Task to complete |
If a line in the data below contains the word "label", copy it out.
>>>>>
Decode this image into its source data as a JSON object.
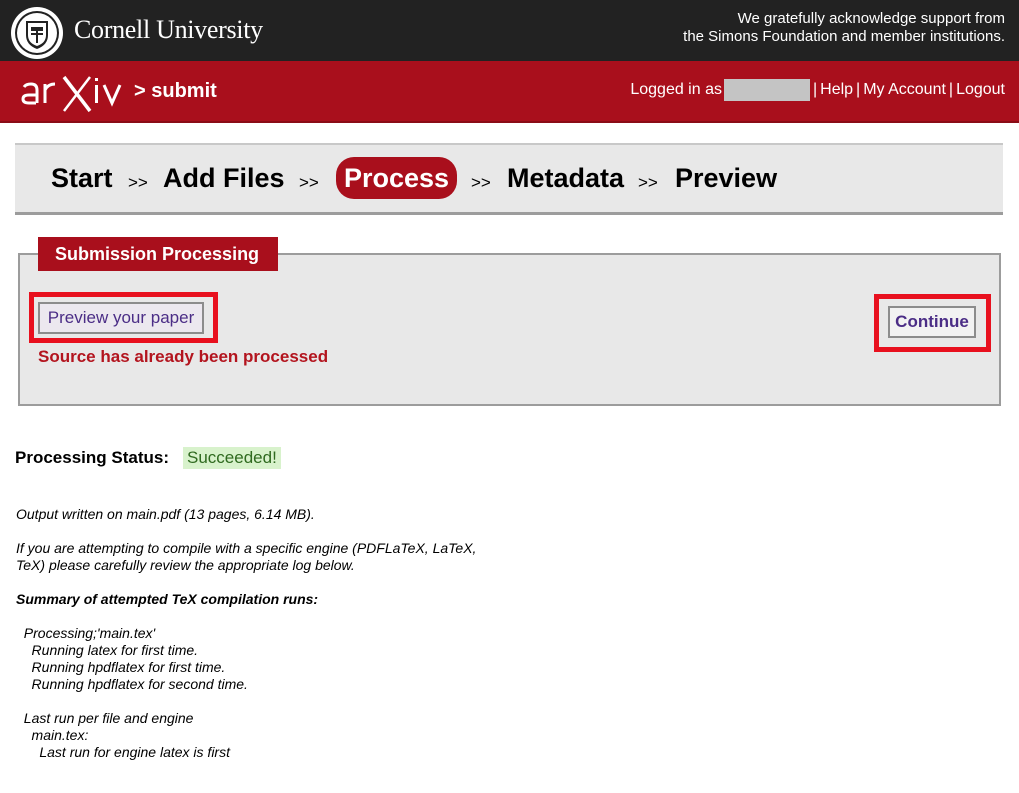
{
  "header": {
    "org_name": "Cornell University",
    "support_line1": "We gratefully acknowledge support from",
    "support_line2": "the Simons Foundation and member institutions.",
    "seal_icon": "cornell-seal-icon"
  },
  "arxiv_bar": {
    "logo_text": "arXiv",
    "crumb": "> submit",
    "logged_in_prefix": "Logged in as",
    "links": [
      "Help",
      "My Account",
      "Logout"
    ],
    "separator": "|"
  },
  "steps": {
    "items": [
      "Start",
      "Add Files",
      "Process",
      "Metadata",
      "Preview"
    ],
    "active": "Process",
    "arrow": ">>"
  },
  "processing": {
    "tab_title": "Submission Processing",
    "preview_button": "Preview your paper",
    "continue_button": "Continue",
    "message": "Source has already been processed"
  },
  "status": {
    "label": "Processing Status:",
    "value": "Succeeded!"
  },
  "log": {
    "output": "Output written on main.pdf (13 pages, 6.14 MB).",
    "engine_note": "If you are attempting to compile with a specific engine (PDFLaTeX, LaTeX,\nTeX) please carefully review the appropriate log below.",
    "summary_heading": "Summary of attempted TeX compilation runs:",
    "runs": "  Processing;'main.tex'\n    Running latex for first time.\n    Running hpdflatex for first time.\n    Running hpdflatex for second time.",
    "last_run": "  Last run per file and engine\n    main.tex:\n      Last run for engine latex is first"
  },
  "colors": {
    "arxiv_red": "#a90f1c",
    "highlight_red": "#e8101e",
    "link_purple": "#4b2d86",
    "success_bg": "#d8f2cc"
  }
}
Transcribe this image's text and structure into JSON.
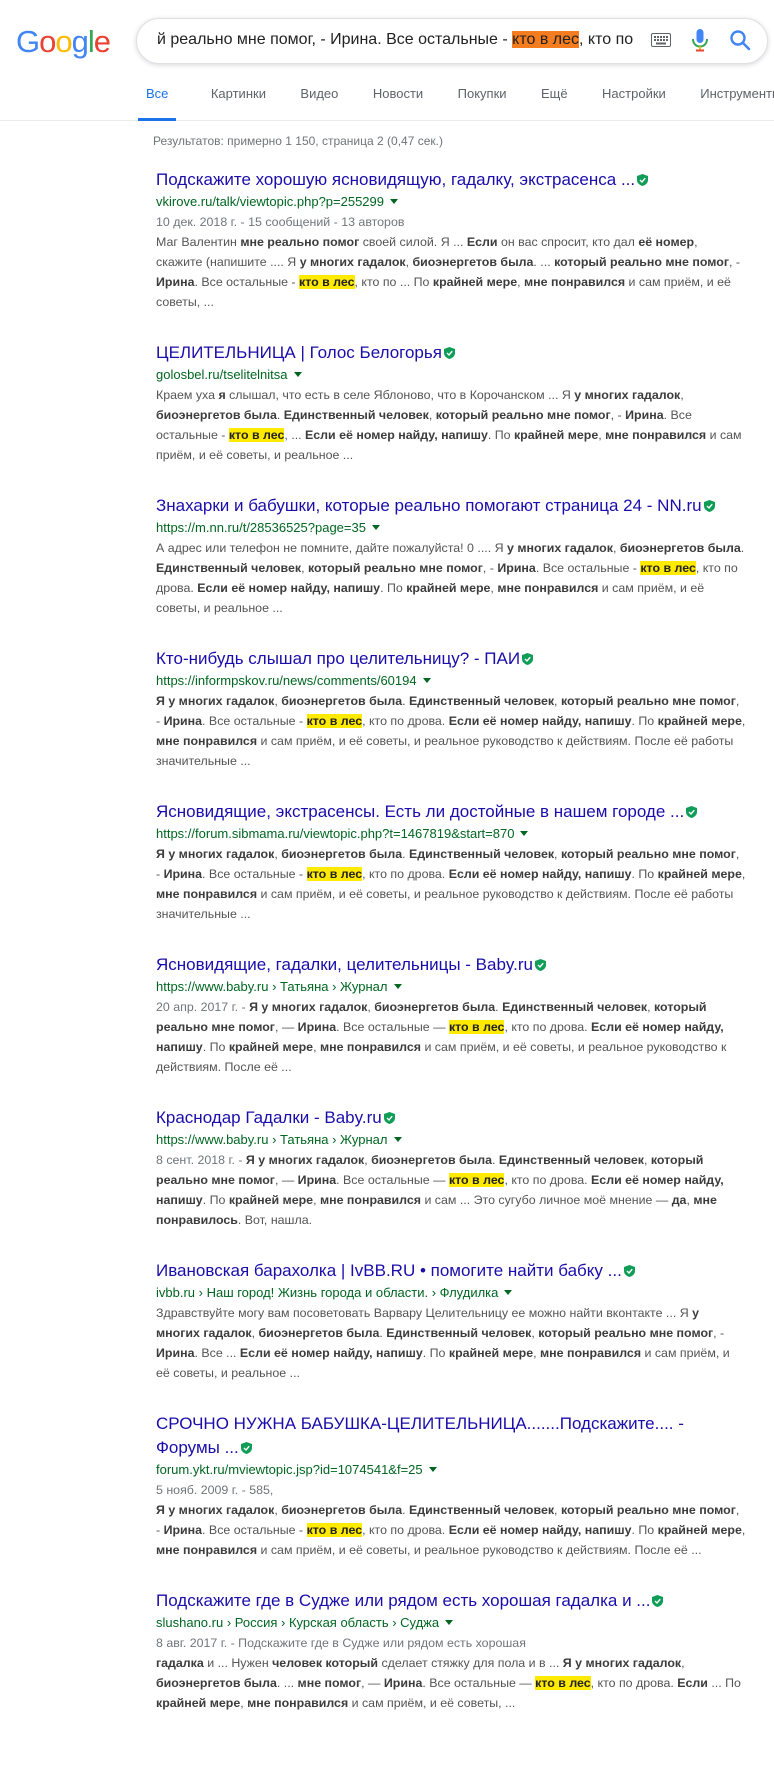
{
  "logo": {
    "letters": [
      "G",
      "o",
      "o",
      "g",
      "l",
      "e"
    ],
    "colors": [
      "#4285f4",
      "#ea4335",
      "#fbbc05",
      "#4285f4",
      "#34a853",
      "#ea4335"
    ]
  },
  "search": {
    "query_before": "й реально мне помог, - Ирина. Все остальные - ",
    "query_highlight": "кто в лес",
    "query_after": ", кто по"
  },
  "tabs": [
    {
      "label": "Все",
      "active": true
    },
    {
      "label": "Картинки"
    },
    {
      "label": "Видео"
    },
    {
      "label": "Новости"
    },
    {
      "label": "Покупки"
    },
    {
      "label": "Ещё"
    },
    {
      "label": "Настройки"
    },
    {
      "label": "Инструменты"
    }
  ],
  "stats": "Результатов: примерно 1 150, страница 2 (0,47 сек.)",
  "colors": {
    "link": "#1a0dab",
    "url": "#006621",
    "accent": "#1a73e8",
    "highlight": "#ffea00",
    "verify": "#0f9d58"
  },
  "results": [
    {
      "title": "Подскажите хорошую ясновидящую, гадалку, экстрасенса ...",
      "url": "vkirove.ru/talk/viewtopic.php?p=255299",
      "snippet": [
        {
          "t": "10 дек. 2018 г. - 15 сообщений - 13 авторов",
          "c": "date"
        },
        {
          "t": "Маг Валентин "
        },
        {
          "t": "мне реально помог",
          "b": true
        },
        {
          "t": " своей силой. Я ... "
        },
        {
          "t": "Если",
          "b": true
        },
        {
          "t": " он вас спросит, кто дал "
        },
        {
          "t": "её номер",
          "b": true
        },
        {
          "t": ", скажите (напишите .... Я "
        },
        {
          "t": "у многих гадалок",
          "b": true
        },
        {
          "t": ", "
        },
        {
          "t": "биоэнергетов была",
          "b": true
        },
        {
          "t": ". ... "
        },
        {
          "t": "который реально мне помог",
          "b": true
        },
        {
          "t": ", - "
        },
        {
          "t": "Ирина",
          "b": true
        },
        {
          "t": ". Все остальные - "
        },
        {
          "t": "кто в лес",
          "hl": true
        },
        {
          "t": ", кто по ... По "
        },
        {
          "t": "крайней мере",
          "b": true
        },
        {
          "t": ", "
        },
        {
          "t": "мне понравился",
          "b": true
        },
        {
          "t": " и сам приём, и её советы, ..."
        }
      ]
    },
    {
      "title": "ЦЕЛИТЕЛЬНИЦА | Голос Белогорья",
      "url": "golosbel.ru/tselitelnitsa",
      "snippet": [
        {
          "t": "Краем уха "
        },
        {
          "t": "я",
          "b": true
        },
        {
          "t": " слышал, что есть в селе Яблоново, что в Корочанском ... Я "
        },
        {
          "t": "у многих гадалок",
          "b": true
        },
        {
          "t": ", "
        },
        {
          "t": "биоэнергетов была",
          "b": true
        },
        {
          "t": ". "
        },
        {
          "t": "Единственный человек",
          "b": true
        },
        {
          "t": ", "
        },
        {
          "t": "который реально мне помог",
          "b": true
        },
        {
          "t": ", - "
        },
        {
          "t": "Ирина",
          "b": true
        },
        {
          "t": ". Все остальные - "
        },
        {
          "t": "кто в лес",
          "hl": true
        },
        {
          "t": ", ... "
        },
        {
          "t": "Если её номер найду, напишу",
          "b": true
        },
        {
          "t": ". По "
        },
        {
          "t": "крайней мере",
          "b": true
        },
        {
          "t": ", "
        },
        {
          "t": "мне понравился",
          "b": true
        },
        {
          "t": " и сам приём, и её советы, и реальное ..."
        }
      ]
    },
    {
      "title": "Знахарки и бабушки, которые реально помогают страница 24 - NN.ru",
      "url": "https://m.nn.ru/t/28536525?page=35",
      "snippet": [
        {
          "t": "А адрес или телефон не помните, дайте пожалуйста! 0 .... Я "
        },
        {
          "t": "у многих гадалок",
          "b": true
        },
        {
          "t": ", "
        },
        {
          "t": "биоэнергетов была",
          "b": true
        },
        {
          "t": ". "
        },
        {
          "t": "Единственный человек",
          "b": true
        },
        {
          "t": ", "
        },
        {
          "t": "который реально мне помог",
          "b": true
        },
        {
          "t": ", - "
        },
        {
          "t": "Ирина",
          "b": true
        },
        {
          "t": ". Все остальные - "
        },
        {
          "t": "кто в лес",
          "hl": true
        },
        {
          "t": ", кто по дрова. "
        },
        {
          "t": "Если её номер найду, напишу",
          "b": true
        },
        {
          "t": ". По "
        },
        {
          "t": "крайней мере",
          "b": true
        },
        {
          "t": ", "
        },
        {
          "t": "мне понравился",
          "b": true
        },
        {
          "t": " и сам приём, и её советы, и реальное ..."
        }
      ]
    },
    {
      "title": "Кто-нибудь слышал про целительницу? - ПАИ",
      "url": "https://informpskov.ru/news/comments/60194",
      "snippet": [
        {
          "t": "Я у многих гадалок",
          "b": true
        },
        {
          "t": ", "
        },
        {
          "t": "биоэнергетов была",
          "b": true
        },
        {
          "t": ". "
        },
        {
          "t": "Единственный человек",
          "b": true
        },
        {
          "t": ", "
        },
        {
          "t": "который реально мне помог",
          "b": true
        },
        {
          "t": ", - "
        },
        {
          "t": "Ирина",
          "b": true
        },
        {
          "t": ". Все остальные - "
        },
        {
          "t": "кто в лес",
          "hl": true
        },
        {
          "t": ", кто по дрова. "
        },
        {
          "t": "Если её номер найду, напишу",
          "b": true
        },
        {
          "t": ". По "
        },
        {
          "t": "крайней мере",
          "b": true
        },
        {
          "t": ", "
        },
        {
          "t": "мне понравился",
          "b": true
        },
        {
          "t": " и сам приём, и её советы, и реальное руководство к действиям. После её работы значительные ..."
        }
      ]
    },
    {
      "title": "Ясновидящие, экстрасенсы. Есть ли достойные в нашем городе ...",
      "url": "https://forum.sibmama.ru/viewtopic.php?t=1467819&start=870",
      "snippet": [
        {
          "t": "Я у многих гадалок",
          "b": true
        },
        {
          "t": ", "
        },
        {
          "t": "биоэнергетов была",
          "b": true
        },
        {
          "t": ". "
        },
        {
          "t": "Единственный человек",
          "b": true
        },
        {
          "t": ", "
        },
        {
          "t": "который реально мне помог",
          "b": true
        },
        {
          "t": ", - "
        },
        {
          "t": "Ирина",
          "b": true
        },
        {
          "t": ". Все остальные - "
        },
        {
          "t": "кто в лес",
          "hl": true
        },
        {
          "t": ", кто по дрова. "
        },
        {
          "t": "Если её номер найду, напишу",
          "b": true
        },
        {
          "t": ". По "
        },
        {
          "t": "крайней мере",
          "b": true
        },
        {
          "t": ", "
        },
        {
          "t": "мне понравился",
          "b": true
        },
        {
          "t": " и сам приём, и её советы, и реальное руководство к действиям. После её работы значительные ..."
        }
      ]
    },
    {
      "title": "Ясновидящие, гадалки, целительницы - Baby.ru",
      "url": "https://www.baby.ru › Татьяна › Журнал",
      "snippet": [
        {
          "t": "20 апр. 2017 г. - ",
          "c": "date"
        },
        {
          "t": "Я у многих гадалок",
          "b": true
        },
        {
          "t": ", "
        },
        {
          "t": "биоэнергетов была",
          "b": true
        },
        {
          "t": ". "
        },
        {
          "t": "Единственный человек",
          "b": true
        },
        {
          "t": ", "
        },
        {
          "t": "который реально мне помог",
          "b": true
        },
        {
          "t": ", — "
        },
        {
          "t": "Ирина",
          "b": true
        },
        {
          "t": ". Все остальные — "
        },
        {
          "t": "кто в лес",
          "hl": true
        },
        {
          "t": ", кто по дрова. "
        },
        {
          "t": "Если её номер найду, напишу",
          "b": true
        },
        {
          "t": ". По "
        },
        {
          "t": "крайней мере",
          "b": true
        },
        {
          "t": ", "
        },
        {
          "t": "мне понравился",
          "b": true
        },
        {
          "t": " и сам приём, и её советы, и реальное руководство к действиям. После её ..."
        }
      ]
    },
    {
      "title": "Краснодар Гадалки - Baby.ru",
      "url": "https://www.baby.ru › Татьяна › Журнал",
      "snippet": [
        {
          "t": "8 сент. 2018 г. - ",
          "c": "date"
        },
        {
          "t": "Я у многих гадалок",
          "b": true
        },
        {
          "t": ", "
        },
        {
          "t": "биоэнергетов была",
          "b": true
        },
        {
          "t": ". "
        },
        {
          "t": "Единственный человек",
          "b": true
        },
        {
          "t": ", "
        },
        {
          "t": "который реально мне помог",
          "b": true
        },
        {
          "t": ", — "
        },
        {
          "t": "Ирина",
          "b": true
        },
        {
          "t": ". Все остальные — "
        },
        {
          "t": "кто в лес",
          "hl": true
        },
        {
          "t": ", кто по дрова. "
        },
        {
          "t": "Если её номер найду, напишу",
          "b": true
        },
        {
          "t": ". По "
        },
        {
          "t": "крайней мере",
          "b": true
        },
        {
          "t": ", "
        },
        {
          "t": "мне понравился",
          "b": true
        },
        {
          "t": " и сам ... Это сугубо личное моё мнение — "
        },
        {
          "t": "да",
          "b": true
        },
        {
          "t": ", "
        },
        {
          "t": "мне понравилось",
          "b": true
        },
        {
          "t": ". Вот, нашла."
        }
      ]
    },
    {
      "title": "Ивановская барахолка | IvBB.RU • помогите найти бабку ...",
      "url": "ivbb.ru › Наш город! Жизнь города и области. › Флудилка",
      "snippet": [
        {
          "t": "Здравствуйте могу вам посоветовать Варвару Целительницу ее можно найти вконтакте ... Я "
        },
        {
          "t": "у многих гадалок",
          "b": true
        },
        {
          "t": ", "
        },
        {
          "t": "биоэнергетов была",
          "b": true
        },
        {
          "t": ". "
        },
        {
          "t": "Единственный человек",
          "b": true
        },
        {
          "t": ", "
        },
        {
          "t": "который реально мне помог",
          "b": true
        },
        {
          "t": ", - "
        },
        {
          "t": "Ирина",
          "b": true
        },
        {
          "t": ". Все ... "
        },
        {
          "t": "Если её номер найду, напишу",
          "b": true
        },
        {
          "t": ". По "
        },
        {
          "t": "крайней мере",
          "b": true
        },
        {
          "t": ", "
        },
        {
          "t": "мне понравился",
          "b": true
        },
        {
          "t": " и сам приём, и её советы, и реальное ..."
        }
      ]
    },
    {
      "title": "СРОЧНО НУЖНА БАБУШКА-ЦЕЛИТЕЛЬНИЦА.......Подскажите.... - Форумы ...",
      "url": "forum.ykt.ru/mviewtopic.jsp?id=1074541&f=25",
      "snippet": [
        {
          "t": "5 нояб. 2009 г. - 585, ",
          "c": "date"
        },
        {
          "t": "Я у многих гадалок",
          "b": true
        },
        {
          "t": ", "
        },
        {
          "t": "биоэнергетов была",
          "b": true
        },
        {
          "t": ". "
        },
        {
          "t": "Единственный человек",
          "b": true
        },
        {
          "t": ", "
        },
        {
          "t": "который реально мне помог",
          "b": true
        },
        {
          "t": ", - "
        },
        {
          "t": "Ирина",
          "b": true
        },
        {
          "t": ". Все остальные - "
        },
        {
          "t": "кто в лес",
          "hl": true
        },
        {
          "t": ", кто по дрова. "
        },
        {
          "t": "Если её номер найду, напишу",
          "b": true
        },
        {
          "t": ". По "
        },
        {
          "t": "крайней мере",
          "b": true
        },
        {
          "t": ", "
        },
        {
          "t": "мне понравился",
          "b": true
        },
        {
          "t": " и сам приём, и её советы, и реальное руководство к действиям. После её ..."
        }
      ]
    },
    {
      "title": "Подскажите где в Судже или рядом есть хорошая гадалка и ...",
      "url": "slushano.ru › Россия › Курская область › Суджа",
      "snippet": [
        {
          "t": "8 авг. 2017 г. - Подскажите где в Судже или рядом есть хорошая ",
          "c": "date"
        },
        {
          "t": "гадалка",
          "b": true
        },
        {
          "t": " и ... Нужен "
        },
        {
          "t": "человек который",
          "b": true
        },
        {
          "t": " сделает стяжку для пола и в ... "
        },
        {
          "t": "Я у многих гадалок",
          "b": true
        },
        {
          "t": ", "
        },
        {
          "t": "биоэнергетов была",
          "b": true
        },
        {
          "t": ". ... "
        },
        {
          "t": "мне помог",
          "b": true
        },
        {
          "t": ", — "
        },
        {
          "t": "Ирина",
          "b": true
        },
        {
          "t": ". Все остальные — "
        },
        {
          "t": "кто в лес",
          "hl": true
        },
        {
          "t": ", кто по дрова. "
        },
        {
          "t": "Если",
          "b": true
        },
        {
          "t": " ... По "
        },
        {
          "t": "крайней мере",
          "b": true
        },
        {
          "t": ", "
        },
        {
          "t": "мне понравился",
          "b": true
        },
        {
          "t": " и сам приём, и её советы, ..."
        }
      ]
    }
  ]
}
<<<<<
Task response |
    "label": "Processing Status:",
      "label": "Все",
      "label": "Картинки"
      "label": "Видео"
      "label": "Новости"
      "label": "Покупки"
      "label": "Ещё"
      "label": "Настройки"
      "label": "Инструменты"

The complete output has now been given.